In my sculptures, simple materials and photography intermingle in destabilized juxtapositions–a lumberjack aesthetic meets mid-century modern lampshade. Simultaneously serious and tongue-in-cheek, the artwork produces a language that speaks of people and objects that defy simple categorization.
My artwork embodies an idea proposed by essayist Pico Iyer, who suggests unprecedented perspectives are created when diverse people unite in novel environments. Iyer stated that there are 220 million people internationally that live in a country that is not their own. He considers these people citizens of an unrecognized, global nation. I grew up on a vegetable farm in rural Vermont, the youngest child in an earthy, multi-ethnic family. My mother is a third generation Japanese American and my father is of Russian Jewish decent. My parents’ communities intersected in Southern New Jersey as a result of significant international upheaval in the 20th century that led to their separate relocation as agricultural laborers. My parents were the first generation to marry outside of their respective ethnic groups and I represent the collision of their cultural histories.
Iyer concludes that multiculturalism today is undergoing constant change and where we come from is less important than where we go. My artistic practice reflects this philosophy to some extent.
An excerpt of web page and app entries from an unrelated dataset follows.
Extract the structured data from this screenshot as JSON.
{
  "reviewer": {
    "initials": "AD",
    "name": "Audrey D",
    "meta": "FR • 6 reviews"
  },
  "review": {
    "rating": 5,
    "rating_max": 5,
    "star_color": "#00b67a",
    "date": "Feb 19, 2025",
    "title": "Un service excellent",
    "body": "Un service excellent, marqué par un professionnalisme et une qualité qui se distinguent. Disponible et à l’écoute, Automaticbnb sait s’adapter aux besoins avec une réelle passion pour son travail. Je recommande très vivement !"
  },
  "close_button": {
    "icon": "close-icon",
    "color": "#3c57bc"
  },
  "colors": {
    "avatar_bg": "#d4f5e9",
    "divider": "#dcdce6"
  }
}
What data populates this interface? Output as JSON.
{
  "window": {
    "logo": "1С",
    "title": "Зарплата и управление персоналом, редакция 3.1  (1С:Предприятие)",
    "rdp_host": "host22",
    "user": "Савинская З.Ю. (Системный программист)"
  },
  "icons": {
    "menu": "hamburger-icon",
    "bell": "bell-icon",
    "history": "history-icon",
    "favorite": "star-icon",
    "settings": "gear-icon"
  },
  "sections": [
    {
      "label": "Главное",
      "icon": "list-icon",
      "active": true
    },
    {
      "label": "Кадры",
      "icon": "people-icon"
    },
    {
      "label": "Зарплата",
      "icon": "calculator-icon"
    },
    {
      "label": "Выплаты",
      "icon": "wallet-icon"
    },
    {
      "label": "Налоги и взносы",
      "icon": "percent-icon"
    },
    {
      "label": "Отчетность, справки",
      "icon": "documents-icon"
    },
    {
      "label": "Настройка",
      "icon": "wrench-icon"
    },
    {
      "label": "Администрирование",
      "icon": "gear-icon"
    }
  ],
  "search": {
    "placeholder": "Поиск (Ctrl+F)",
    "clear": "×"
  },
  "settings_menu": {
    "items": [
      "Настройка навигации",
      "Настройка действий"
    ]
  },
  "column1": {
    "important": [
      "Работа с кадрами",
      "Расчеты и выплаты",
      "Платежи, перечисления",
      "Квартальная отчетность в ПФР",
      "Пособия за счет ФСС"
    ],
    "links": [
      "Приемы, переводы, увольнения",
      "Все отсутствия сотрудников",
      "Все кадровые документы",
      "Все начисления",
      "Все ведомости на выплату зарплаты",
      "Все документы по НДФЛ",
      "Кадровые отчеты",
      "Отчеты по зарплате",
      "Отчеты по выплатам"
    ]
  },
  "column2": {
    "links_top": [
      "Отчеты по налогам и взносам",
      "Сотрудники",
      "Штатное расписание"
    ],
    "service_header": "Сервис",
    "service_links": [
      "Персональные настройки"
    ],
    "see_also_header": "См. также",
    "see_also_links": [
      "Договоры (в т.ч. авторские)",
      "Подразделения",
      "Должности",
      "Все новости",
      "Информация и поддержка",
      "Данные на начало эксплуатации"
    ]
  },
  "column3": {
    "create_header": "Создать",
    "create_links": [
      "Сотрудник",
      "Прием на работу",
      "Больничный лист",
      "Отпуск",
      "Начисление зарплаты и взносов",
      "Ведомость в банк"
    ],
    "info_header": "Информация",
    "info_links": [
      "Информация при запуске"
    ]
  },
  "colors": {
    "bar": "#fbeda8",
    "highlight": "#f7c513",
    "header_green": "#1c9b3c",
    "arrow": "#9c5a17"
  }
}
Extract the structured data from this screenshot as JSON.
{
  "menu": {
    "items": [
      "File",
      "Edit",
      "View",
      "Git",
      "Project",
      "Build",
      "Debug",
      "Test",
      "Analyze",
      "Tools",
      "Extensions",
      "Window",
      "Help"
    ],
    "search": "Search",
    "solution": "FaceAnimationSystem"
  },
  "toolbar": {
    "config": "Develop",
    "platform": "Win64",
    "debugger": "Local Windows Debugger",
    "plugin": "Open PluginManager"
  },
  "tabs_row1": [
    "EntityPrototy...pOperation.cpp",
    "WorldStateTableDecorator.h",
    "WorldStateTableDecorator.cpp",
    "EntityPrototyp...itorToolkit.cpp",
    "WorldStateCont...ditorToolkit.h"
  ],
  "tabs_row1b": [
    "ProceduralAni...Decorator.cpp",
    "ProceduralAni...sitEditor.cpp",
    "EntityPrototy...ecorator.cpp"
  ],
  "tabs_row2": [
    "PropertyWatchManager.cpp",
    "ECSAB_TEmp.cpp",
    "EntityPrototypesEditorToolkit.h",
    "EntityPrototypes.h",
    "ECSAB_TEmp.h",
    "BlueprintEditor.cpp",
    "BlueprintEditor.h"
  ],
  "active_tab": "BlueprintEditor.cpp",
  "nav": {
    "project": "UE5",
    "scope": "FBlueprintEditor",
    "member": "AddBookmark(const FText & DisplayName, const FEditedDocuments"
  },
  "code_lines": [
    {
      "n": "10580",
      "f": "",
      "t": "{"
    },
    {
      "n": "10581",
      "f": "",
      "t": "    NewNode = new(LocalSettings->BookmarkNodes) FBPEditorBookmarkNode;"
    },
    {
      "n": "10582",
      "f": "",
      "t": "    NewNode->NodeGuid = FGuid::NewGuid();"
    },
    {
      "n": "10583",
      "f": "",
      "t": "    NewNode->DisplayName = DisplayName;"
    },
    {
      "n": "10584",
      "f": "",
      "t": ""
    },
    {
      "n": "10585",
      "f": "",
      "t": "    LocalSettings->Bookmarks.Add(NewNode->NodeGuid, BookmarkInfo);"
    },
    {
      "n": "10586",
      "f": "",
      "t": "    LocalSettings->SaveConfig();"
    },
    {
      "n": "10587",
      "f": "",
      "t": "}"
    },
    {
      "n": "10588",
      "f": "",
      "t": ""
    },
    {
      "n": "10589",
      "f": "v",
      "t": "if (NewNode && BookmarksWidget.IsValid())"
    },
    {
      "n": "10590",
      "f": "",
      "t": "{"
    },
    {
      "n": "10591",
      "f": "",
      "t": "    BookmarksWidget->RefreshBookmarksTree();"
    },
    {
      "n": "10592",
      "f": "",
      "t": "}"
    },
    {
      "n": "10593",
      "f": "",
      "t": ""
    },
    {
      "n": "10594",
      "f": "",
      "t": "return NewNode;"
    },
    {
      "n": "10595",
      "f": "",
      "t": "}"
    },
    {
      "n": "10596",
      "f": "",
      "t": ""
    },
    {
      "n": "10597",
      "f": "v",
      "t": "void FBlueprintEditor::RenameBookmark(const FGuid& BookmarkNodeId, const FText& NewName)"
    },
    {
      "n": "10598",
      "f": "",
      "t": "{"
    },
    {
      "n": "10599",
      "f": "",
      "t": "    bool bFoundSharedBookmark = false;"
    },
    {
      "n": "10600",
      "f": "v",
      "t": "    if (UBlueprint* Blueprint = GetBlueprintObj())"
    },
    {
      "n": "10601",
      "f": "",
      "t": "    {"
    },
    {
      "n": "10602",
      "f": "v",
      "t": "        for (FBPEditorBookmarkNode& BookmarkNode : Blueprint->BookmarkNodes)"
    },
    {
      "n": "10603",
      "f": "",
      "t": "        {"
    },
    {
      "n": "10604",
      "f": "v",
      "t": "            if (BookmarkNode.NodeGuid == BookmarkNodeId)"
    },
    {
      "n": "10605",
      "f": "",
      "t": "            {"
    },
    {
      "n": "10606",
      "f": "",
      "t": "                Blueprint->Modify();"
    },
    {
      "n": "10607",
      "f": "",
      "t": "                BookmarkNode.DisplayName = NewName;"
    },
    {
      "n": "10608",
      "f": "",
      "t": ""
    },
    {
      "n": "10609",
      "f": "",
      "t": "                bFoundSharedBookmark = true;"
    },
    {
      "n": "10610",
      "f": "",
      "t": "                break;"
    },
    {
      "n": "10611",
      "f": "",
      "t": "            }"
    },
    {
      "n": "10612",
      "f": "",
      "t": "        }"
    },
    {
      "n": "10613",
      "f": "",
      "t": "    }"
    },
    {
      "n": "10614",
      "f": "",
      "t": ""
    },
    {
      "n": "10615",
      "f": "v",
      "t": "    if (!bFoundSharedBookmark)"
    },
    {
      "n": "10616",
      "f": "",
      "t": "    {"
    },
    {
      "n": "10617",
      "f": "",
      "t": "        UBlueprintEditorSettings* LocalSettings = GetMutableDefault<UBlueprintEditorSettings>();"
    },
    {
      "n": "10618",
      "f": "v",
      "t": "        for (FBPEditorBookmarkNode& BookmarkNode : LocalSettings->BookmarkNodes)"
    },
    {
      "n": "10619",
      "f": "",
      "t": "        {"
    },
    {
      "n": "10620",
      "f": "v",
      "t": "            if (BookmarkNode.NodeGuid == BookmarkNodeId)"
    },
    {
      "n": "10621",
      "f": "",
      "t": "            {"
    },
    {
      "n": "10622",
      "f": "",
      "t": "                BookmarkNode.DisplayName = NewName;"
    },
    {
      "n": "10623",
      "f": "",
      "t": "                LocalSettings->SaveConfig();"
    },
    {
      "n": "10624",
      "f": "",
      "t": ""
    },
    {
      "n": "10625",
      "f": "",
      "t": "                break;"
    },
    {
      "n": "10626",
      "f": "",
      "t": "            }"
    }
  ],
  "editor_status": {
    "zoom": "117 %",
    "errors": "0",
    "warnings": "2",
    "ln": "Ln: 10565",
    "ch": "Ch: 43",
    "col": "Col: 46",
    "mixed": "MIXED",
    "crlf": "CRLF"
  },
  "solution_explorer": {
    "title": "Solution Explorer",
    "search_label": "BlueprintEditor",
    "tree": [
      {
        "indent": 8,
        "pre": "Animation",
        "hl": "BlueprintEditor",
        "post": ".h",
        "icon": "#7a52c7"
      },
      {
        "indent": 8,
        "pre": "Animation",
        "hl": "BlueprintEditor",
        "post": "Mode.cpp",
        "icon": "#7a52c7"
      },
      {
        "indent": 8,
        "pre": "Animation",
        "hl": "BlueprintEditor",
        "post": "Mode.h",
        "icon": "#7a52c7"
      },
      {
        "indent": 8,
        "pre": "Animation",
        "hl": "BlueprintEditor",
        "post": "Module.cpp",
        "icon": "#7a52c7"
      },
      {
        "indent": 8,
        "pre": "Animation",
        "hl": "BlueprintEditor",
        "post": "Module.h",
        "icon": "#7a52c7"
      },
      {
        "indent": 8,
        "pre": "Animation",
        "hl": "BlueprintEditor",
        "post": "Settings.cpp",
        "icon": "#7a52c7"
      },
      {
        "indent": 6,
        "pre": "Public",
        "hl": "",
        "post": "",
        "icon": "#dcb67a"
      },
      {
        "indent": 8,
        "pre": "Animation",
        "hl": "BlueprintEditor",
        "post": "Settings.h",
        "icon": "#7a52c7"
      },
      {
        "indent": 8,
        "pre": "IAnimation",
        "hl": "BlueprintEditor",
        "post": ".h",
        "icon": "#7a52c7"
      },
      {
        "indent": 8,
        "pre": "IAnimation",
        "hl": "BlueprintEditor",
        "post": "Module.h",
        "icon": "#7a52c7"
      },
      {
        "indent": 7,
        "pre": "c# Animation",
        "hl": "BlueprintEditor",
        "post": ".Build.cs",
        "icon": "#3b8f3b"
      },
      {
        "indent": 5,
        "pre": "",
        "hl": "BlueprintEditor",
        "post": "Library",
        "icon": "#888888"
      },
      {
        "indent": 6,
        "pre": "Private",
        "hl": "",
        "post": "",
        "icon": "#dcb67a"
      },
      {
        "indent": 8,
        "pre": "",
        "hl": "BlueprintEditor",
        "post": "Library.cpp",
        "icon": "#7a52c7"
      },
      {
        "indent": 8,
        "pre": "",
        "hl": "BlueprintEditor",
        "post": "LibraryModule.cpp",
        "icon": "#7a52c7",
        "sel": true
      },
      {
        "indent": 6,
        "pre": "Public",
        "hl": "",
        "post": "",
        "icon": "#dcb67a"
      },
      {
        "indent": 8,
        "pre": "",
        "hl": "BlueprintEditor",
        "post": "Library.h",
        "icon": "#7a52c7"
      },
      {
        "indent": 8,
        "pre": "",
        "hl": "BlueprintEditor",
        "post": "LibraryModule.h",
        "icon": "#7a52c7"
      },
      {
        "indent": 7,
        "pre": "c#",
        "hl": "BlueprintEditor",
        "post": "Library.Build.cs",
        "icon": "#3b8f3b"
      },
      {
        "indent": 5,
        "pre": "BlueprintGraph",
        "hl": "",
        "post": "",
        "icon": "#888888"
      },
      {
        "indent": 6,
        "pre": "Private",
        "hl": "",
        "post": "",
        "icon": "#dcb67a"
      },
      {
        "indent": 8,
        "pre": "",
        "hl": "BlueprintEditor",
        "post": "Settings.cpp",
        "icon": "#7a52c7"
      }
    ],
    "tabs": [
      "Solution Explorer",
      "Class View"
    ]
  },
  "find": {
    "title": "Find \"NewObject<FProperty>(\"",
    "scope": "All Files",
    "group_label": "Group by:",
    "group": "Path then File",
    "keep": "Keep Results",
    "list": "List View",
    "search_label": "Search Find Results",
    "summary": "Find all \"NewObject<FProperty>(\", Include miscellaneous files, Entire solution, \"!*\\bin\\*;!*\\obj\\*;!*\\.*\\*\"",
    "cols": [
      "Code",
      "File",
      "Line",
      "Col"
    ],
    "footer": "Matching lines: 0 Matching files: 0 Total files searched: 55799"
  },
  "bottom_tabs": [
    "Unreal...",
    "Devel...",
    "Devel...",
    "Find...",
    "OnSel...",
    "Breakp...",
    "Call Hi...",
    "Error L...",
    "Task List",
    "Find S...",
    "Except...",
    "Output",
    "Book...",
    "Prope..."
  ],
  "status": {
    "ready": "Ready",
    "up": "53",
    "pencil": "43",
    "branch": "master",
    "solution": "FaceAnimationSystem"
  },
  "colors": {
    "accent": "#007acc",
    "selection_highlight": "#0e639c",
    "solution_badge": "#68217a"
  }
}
My investment in craftsmanship is a result of my heritage, but from there I diverge from the past into the new cultural lineage of the mixed race individual. This is represented by my use of a variety of materials and methods that investigate an obsession with contradiction; such as the juxtaposition between natural and synthetic materials, serious and whimsical presentations, and illusionary photographic spaces and the physical reality of tree stumps.